Stored items:
+--
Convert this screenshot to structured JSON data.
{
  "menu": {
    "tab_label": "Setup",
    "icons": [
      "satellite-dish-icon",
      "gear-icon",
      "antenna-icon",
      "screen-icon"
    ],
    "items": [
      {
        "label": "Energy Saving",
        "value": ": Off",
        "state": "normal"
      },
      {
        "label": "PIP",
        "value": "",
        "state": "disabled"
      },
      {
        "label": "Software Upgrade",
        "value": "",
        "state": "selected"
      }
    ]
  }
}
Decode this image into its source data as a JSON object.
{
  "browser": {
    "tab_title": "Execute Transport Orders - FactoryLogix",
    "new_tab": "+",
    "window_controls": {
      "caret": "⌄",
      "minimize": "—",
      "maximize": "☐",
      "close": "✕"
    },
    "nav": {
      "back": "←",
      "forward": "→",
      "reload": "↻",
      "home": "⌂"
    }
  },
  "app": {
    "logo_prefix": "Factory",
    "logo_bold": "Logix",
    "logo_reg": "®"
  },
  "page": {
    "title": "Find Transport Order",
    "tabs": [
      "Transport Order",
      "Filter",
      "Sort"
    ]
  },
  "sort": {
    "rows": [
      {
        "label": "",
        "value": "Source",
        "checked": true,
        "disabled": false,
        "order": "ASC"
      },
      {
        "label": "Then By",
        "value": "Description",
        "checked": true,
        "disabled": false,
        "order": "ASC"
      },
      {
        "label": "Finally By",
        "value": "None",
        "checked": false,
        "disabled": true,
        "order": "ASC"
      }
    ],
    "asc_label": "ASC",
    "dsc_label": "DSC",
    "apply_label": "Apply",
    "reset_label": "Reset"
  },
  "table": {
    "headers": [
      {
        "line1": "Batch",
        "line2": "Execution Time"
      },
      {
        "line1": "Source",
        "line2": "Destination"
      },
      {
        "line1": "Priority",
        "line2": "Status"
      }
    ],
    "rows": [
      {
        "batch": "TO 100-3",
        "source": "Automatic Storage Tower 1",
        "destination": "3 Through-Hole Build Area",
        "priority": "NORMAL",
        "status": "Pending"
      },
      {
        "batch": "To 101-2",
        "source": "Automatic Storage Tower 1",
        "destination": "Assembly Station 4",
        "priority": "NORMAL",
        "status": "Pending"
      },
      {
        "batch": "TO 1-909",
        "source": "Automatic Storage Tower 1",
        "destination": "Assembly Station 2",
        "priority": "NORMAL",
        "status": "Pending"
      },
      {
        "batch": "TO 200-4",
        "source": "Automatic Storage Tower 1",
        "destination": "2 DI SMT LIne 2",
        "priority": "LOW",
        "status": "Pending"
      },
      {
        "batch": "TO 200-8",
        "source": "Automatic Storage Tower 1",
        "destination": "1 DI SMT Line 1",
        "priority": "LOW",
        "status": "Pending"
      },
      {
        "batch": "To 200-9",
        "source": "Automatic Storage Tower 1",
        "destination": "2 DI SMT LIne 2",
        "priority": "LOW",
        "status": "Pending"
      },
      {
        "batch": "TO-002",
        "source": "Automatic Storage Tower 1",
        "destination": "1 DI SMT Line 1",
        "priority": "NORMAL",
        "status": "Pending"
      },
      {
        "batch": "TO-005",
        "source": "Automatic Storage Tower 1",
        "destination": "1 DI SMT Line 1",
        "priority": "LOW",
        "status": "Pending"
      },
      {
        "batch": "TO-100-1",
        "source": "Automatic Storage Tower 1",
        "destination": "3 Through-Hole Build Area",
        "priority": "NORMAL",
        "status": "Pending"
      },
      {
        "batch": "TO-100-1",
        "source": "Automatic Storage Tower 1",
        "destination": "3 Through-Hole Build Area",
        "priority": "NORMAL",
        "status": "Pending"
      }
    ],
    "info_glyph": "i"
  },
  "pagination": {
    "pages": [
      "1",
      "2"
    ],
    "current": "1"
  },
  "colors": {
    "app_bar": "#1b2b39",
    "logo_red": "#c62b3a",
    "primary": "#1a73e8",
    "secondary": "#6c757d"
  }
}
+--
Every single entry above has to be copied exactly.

Result of the exercise:
Convert this screenshot to structured JSON data.
{
  "menu": {
    "tab_label": "Setup",
    "icons": [
      "satellite-dish-icon",
      "gear-icon",
      "antenna-icon",
      "screen-icon"
    ],
    "items": [
      {
        "label": "Energy Saving",
        "value": ": Off",
        "state": "normal"
      },
      {
        "label": "PIP",
        "value": "",
        "state": "disabled"
      },
      {
        "label": "Software Upgrade",
        "value": "",
        "state": "selected"
      }
    ]
  }
}
Decode this image into its source data as a JSON object.
{
  "browser": {
    "tab_title": "Execute Transport Orders - FactoryLogix",
    "new_tab": "+",
    "window_controls": {
      "caret": "⌄",
      "minimize": "—",
      "maximize": "☐",
      "close": "✕"
    },
    "nav": {
      "back": "←",
      "forward": "→",
      "reload": "↻",
      "home": "⌂"
    }
  },
  "app": {
    "logo_prefix": "Factory",
    "logo_bold": "Logix",
    "logo_reg": "®"
  },
  "page": {
    "title": "Find Transport Order",
    "tabs": [
      "Transport Order",
      "Filter",
      "Sort"
    ]
  },
  "sort": {
    "rows": [
      {
        "label": "",
        "value": "Source",
        "checked": true,
        "disabled": false,
        "order": "ASC"
      },
      {
        "label": "Then By",
        "value": "Description",
        "checked": true,
        "disabled": false,
        "order": "ASC"
      },
      {
        "label": "Finally By",
        "value": "None",
        "checked": false,
        "disabled": true,
        "order": "ASC"
      }
    ],
    "asc_label": "ASC",
    "dsc_label": "DSC",
    "apply_label": "Apply",
    "reset_label": "Reset"
  },
  "table": {
    "headers": [
      {
        "line1": "Batch",
        "line2": "Execution Time"
      },
      {
        "line1": "Source",
        "line2": "Destination"
      },
      {
        "line1": "Priority",
        "line2": "Status"
      }
    ],
    "rows": [
      {
        "batch": "TO 100-3",
        "source": "Automatic Storage Tower 1",
        "destination": "3 Through-Hole Build Area",
        "priority": "NORMAL",
        "status": "Pending"
      },
      {
        "batch": "To 101-2",
        "source": "Automatic Storage Tower 1",
        "destination": "Assembly Station 4",
        "priority": "NORMAL",
        "status": "Pending"
      },
      {
        "batch": "TO 1-909",
        "source": "Automatic Storage Tower 1",
        "destination": "Assembly Station 2",
        "priority": "NORMAL",
        "status": "Pending"
      },
      {
        "batch": "TO 200-4",
        "source": "Automatic Storage Tower 1",
        "destination": "2 DI SMT LIne 2",
        "priority": "LOW",
        "status": "Pending"
      },
      {
        "batch": "TO 200-8",
        "source": "Automatic Storage Tower 1",
        "destination": "1 DI SMT Line 1",
        "priority": "LOW",
        "status": "Pending"
      },
      {
        "batch": "To 200-9",
        "source": "Automatic Storage Tower 1",
        "destination": "2 DI SMT LIne 2",
        "priority": "LOW",
        "status": "Pending"
      },
      {
        "batch": "TO-002",
        "source": "Automatic Storage Tower 1",
        "destination": "1 DI SMT Line 1",
        "priority": "NORMAL",
        "status": "Pending"
      },
      {
        "batch": "TO-005",
        "source": "Automatic Storage Tower 1",
        "destination": "1 DI SMT Line 1",
        "priority": "LOW",
        "status": "Pending"
      },
      {
        "batch": "TO-100-1",
        "source": "Automatic Storage Tower 1",
        "destination": "3 Through-Hole Build Area",
        "priority": "NORMAL",
        "status": "Pending"
      },
      {
        "batch": "TO-100-1",
        "source": "Automatic Storage Tower 1",
        "destination": "3 Through-Hole Build Area",
        "priority": "NORMAL",
        "status": "Pending"
      }
    ],
    "info_glyph": "i"
  },
  "pagination": {
    "pages": [
      "1",
      "2"
    ],
    "current": "1"
  },
  "colors": {
    "app_bar": "#1b2b39",
    "logo_red": "#c62b3a",
    "primary": "#1a73e8",
    "secondary": "#6c757d"
  }
}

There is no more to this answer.